== Material for this task ==
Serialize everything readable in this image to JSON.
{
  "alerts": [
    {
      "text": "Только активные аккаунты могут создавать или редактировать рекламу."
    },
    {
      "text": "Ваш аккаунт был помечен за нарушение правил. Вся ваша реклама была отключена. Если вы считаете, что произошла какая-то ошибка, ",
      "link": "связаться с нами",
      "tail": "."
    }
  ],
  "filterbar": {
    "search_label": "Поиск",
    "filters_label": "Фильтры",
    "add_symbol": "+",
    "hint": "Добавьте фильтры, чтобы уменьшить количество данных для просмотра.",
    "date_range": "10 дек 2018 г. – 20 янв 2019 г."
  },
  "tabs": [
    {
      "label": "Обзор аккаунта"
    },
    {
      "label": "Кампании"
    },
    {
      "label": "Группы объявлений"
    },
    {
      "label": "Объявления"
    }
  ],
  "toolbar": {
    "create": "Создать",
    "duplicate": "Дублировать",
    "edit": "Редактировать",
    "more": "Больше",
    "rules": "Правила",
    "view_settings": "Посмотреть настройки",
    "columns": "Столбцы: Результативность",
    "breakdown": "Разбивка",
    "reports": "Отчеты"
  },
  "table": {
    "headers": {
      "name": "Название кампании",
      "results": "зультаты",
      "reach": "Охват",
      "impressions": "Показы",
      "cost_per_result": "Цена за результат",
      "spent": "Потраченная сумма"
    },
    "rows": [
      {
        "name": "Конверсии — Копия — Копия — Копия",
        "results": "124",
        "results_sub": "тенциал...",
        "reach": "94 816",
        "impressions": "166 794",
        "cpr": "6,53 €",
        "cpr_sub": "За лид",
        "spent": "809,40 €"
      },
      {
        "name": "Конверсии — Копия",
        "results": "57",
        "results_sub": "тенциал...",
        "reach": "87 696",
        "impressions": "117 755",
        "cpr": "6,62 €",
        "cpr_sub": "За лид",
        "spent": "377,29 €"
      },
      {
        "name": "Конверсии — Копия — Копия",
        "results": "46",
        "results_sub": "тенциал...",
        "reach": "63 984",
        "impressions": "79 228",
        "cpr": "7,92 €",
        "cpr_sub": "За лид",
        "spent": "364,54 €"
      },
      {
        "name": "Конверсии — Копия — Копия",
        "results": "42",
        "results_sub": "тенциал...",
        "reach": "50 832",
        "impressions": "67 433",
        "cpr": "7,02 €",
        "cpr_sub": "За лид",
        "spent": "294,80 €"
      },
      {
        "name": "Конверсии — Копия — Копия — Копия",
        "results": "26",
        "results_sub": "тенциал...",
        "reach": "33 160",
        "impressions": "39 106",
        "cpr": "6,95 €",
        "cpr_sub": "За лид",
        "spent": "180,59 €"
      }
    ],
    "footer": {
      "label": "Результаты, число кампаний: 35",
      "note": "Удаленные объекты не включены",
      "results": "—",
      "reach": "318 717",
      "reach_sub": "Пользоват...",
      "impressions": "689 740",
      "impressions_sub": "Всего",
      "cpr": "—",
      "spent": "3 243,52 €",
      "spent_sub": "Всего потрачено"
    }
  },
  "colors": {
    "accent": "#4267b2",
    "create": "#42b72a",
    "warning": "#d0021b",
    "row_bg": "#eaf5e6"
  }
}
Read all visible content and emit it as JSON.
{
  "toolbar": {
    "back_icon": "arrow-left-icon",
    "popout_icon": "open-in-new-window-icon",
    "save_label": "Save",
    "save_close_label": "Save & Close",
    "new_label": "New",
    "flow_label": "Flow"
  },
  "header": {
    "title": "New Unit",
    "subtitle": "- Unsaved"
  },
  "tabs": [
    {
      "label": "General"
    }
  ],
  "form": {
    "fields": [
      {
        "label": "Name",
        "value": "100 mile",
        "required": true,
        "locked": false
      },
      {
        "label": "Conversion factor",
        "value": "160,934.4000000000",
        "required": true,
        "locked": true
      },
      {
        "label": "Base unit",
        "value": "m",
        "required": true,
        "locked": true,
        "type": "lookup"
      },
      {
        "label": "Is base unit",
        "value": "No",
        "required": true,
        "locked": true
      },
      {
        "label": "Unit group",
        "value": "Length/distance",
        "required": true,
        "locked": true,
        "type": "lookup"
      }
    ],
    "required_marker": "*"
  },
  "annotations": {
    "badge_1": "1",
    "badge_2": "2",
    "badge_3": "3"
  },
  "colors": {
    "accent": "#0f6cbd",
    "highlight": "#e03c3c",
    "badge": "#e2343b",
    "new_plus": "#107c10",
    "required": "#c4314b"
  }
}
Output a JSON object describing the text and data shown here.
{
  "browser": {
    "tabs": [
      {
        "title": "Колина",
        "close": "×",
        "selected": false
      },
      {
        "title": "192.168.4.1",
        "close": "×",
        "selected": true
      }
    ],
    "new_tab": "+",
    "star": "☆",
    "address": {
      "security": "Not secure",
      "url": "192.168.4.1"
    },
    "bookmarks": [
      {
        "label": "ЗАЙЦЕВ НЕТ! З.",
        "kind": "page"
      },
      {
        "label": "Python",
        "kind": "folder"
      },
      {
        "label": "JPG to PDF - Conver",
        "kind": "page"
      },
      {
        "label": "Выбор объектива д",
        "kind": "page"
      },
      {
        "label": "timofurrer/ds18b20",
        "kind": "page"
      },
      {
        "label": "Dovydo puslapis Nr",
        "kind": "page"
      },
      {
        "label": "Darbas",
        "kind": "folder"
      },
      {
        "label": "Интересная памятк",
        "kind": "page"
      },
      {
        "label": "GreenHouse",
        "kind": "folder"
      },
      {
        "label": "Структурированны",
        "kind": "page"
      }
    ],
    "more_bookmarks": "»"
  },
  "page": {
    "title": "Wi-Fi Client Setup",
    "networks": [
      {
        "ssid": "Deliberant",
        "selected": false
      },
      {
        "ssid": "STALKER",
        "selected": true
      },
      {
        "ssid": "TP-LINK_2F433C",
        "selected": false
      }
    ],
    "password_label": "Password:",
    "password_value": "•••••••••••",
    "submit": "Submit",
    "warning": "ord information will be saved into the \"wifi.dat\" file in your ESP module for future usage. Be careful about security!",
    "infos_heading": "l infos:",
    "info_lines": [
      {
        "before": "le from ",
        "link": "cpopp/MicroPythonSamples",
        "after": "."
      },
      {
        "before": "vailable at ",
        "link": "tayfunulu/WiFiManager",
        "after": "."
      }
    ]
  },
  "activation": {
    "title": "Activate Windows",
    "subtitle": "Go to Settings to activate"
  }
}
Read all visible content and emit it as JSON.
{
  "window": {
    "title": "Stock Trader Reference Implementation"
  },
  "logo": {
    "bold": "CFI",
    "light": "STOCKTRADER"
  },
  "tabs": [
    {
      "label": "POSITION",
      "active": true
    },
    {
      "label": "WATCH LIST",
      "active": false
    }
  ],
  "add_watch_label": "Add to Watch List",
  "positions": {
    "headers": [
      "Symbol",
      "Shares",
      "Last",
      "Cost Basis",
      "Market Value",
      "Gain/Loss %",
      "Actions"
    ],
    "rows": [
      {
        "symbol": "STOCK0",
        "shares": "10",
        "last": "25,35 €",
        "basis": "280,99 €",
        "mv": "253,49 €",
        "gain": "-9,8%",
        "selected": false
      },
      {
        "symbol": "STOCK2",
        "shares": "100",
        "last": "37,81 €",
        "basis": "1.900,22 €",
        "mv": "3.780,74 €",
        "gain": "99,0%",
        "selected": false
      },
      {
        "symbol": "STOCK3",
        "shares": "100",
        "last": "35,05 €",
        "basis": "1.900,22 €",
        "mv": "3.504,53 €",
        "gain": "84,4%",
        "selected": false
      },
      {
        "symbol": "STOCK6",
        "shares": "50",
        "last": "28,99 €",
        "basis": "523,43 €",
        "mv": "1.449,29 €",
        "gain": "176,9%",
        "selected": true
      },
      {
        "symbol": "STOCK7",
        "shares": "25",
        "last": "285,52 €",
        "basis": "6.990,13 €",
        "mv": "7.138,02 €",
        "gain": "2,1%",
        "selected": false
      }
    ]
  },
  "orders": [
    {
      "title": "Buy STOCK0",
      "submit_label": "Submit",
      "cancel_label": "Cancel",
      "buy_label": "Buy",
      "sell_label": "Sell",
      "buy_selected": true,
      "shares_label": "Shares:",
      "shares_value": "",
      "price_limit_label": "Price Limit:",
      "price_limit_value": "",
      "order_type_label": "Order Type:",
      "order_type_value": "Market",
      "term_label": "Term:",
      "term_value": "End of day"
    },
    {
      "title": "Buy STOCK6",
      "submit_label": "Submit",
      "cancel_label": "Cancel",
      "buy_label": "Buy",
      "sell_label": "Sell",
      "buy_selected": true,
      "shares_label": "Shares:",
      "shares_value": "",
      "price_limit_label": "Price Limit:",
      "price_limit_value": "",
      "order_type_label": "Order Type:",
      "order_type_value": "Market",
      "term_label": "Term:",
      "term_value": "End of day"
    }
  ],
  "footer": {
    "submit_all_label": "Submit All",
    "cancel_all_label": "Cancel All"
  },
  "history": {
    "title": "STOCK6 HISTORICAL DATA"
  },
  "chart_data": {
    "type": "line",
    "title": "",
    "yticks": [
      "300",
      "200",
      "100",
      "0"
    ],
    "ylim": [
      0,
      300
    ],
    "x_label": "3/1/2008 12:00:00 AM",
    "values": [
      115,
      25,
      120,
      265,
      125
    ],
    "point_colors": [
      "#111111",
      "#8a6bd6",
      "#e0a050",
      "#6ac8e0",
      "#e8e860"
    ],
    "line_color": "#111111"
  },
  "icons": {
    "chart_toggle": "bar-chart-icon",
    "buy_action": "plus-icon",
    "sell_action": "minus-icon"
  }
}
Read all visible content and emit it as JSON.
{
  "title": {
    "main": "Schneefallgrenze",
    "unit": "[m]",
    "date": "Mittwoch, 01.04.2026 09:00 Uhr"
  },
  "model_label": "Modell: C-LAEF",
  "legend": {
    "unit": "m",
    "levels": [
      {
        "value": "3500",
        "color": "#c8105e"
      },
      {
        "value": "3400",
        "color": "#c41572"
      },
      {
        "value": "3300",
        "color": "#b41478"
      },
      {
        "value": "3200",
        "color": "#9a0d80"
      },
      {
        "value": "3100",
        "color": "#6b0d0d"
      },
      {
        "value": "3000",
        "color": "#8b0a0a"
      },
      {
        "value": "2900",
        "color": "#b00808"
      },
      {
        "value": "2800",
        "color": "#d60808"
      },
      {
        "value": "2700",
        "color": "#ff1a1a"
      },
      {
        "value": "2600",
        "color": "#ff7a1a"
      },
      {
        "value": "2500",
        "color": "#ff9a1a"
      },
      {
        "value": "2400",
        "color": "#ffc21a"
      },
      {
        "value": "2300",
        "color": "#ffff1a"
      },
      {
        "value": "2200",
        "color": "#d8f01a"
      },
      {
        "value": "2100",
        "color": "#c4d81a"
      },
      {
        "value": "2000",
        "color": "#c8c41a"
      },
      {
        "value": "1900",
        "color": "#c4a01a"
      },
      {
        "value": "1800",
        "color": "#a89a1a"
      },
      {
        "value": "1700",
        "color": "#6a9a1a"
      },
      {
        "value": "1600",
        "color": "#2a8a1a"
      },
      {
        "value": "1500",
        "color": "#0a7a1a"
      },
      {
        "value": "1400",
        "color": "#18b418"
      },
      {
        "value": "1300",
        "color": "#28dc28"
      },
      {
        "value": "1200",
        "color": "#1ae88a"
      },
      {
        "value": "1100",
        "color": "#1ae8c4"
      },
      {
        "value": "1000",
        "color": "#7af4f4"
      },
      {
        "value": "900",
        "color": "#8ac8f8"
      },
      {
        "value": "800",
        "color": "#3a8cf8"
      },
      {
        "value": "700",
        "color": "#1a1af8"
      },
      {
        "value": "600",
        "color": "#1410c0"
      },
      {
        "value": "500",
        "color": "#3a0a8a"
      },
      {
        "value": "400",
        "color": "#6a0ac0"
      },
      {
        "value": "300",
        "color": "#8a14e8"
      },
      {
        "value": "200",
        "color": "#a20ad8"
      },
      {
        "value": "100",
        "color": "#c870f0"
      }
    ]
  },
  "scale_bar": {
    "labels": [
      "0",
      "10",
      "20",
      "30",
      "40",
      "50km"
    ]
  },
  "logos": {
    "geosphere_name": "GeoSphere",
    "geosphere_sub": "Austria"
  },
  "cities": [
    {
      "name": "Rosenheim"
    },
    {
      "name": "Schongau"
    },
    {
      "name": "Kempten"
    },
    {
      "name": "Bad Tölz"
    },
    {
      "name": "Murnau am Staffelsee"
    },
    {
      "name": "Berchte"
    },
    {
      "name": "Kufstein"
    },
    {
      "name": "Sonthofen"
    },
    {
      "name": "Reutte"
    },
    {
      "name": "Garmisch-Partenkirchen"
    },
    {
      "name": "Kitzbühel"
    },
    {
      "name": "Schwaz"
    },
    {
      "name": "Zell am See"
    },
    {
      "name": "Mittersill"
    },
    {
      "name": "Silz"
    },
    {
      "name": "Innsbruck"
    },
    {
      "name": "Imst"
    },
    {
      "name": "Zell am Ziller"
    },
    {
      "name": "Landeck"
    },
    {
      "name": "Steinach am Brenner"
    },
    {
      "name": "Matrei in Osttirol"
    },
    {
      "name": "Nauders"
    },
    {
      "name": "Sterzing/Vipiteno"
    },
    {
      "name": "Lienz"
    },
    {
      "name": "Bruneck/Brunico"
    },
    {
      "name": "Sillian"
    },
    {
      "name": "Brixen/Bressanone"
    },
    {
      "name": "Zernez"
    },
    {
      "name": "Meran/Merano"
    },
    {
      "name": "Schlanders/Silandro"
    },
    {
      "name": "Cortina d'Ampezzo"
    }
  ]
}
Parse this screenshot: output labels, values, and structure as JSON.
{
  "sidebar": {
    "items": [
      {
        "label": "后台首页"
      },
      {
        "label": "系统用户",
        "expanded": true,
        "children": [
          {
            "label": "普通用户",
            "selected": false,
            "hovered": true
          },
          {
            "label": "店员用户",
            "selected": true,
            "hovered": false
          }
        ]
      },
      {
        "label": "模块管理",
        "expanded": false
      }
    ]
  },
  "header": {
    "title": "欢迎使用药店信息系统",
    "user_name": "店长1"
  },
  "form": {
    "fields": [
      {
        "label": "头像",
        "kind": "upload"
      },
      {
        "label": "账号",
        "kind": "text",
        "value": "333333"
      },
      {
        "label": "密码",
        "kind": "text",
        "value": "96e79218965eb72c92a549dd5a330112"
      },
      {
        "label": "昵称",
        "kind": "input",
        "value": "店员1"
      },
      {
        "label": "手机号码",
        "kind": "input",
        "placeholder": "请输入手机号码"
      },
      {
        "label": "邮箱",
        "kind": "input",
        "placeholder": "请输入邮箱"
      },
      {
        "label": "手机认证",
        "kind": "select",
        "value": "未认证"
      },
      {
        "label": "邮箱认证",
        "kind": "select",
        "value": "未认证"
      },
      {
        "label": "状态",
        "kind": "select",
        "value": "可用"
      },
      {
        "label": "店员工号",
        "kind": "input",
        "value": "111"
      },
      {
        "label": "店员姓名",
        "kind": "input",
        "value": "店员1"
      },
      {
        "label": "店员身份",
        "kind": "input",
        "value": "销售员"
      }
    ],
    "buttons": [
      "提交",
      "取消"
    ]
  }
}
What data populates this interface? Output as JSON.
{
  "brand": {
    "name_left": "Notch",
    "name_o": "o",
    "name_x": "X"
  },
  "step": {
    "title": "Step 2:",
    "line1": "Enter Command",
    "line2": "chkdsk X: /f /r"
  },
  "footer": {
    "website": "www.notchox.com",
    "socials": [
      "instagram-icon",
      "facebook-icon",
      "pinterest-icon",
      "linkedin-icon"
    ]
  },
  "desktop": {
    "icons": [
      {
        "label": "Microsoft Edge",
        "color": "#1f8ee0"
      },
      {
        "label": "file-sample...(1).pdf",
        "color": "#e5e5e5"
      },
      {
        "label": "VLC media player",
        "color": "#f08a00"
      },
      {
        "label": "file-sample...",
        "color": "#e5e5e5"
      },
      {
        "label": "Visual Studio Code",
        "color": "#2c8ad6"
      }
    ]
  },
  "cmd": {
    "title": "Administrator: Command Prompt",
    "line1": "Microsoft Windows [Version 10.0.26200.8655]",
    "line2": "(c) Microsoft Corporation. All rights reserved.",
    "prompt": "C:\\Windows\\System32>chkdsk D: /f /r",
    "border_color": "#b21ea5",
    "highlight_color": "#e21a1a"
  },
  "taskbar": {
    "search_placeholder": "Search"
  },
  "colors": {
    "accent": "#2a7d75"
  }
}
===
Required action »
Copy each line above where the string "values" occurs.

Expected answer »
    "values": [
Parse this screenshot: output labels, values, and structure as JSON.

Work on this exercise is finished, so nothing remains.